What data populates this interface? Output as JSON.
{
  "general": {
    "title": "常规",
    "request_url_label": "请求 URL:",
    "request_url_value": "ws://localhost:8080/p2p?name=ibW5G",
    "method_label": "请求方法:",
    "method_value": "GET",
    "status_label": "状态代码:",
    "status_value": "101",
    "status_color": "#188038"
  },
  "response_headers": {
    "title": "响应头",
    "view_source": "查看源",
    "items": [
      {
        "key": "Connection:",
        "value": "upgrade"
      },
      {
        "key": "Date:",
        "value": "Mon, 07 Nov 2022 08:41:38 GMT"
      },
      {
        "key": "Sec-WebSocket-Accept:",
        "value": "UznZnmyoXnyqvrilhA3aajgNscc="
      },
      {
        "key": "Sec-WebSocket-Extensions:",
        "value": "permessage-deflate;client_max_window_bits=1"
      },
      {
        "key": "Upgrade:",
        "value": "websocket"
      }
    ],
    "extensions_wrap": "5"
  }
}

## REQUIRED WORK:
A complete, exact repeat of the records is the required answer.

## ANSWER SPACE:
What data populates this interface? Output as JSON.
{
  "general": {
    "title": "常规",
    "request_url_label": "请求 URL:",
    "request_url_value": "ws://localhost:8080/p2p?name=ibW5G",
    "method_label": "请求方法:",
    "method_value": "GET",
    "status_label": "状态代码:",
    "status_value": "101",
    "status_color": "#188038"
  },
  "response_headers": {
    "title": "响应头",
    "view_source": "查看源",
    "items": [
      {
        "key": "Connection:",
        "value": "upgrade"
      },
      {
        "key": "Date:",
        "value": "Mon, 07 Nov 2022 08:41:38 GMT"
      },
      {
        "key": "Sec-WebSocket-Accept:",
        "value": "UznZnmyoXnyqvrilhA3aajgNscc="
      },
      {
        "key": "Sec-WebSocket-Extensions:",
        "value": "permessage-deflate;client_max_window_bits=1"
      },
      {
        "key": "Upgrade:",
        "value": "websocket"
      }
    ],
    "extensions_wrap": "5"
  }
}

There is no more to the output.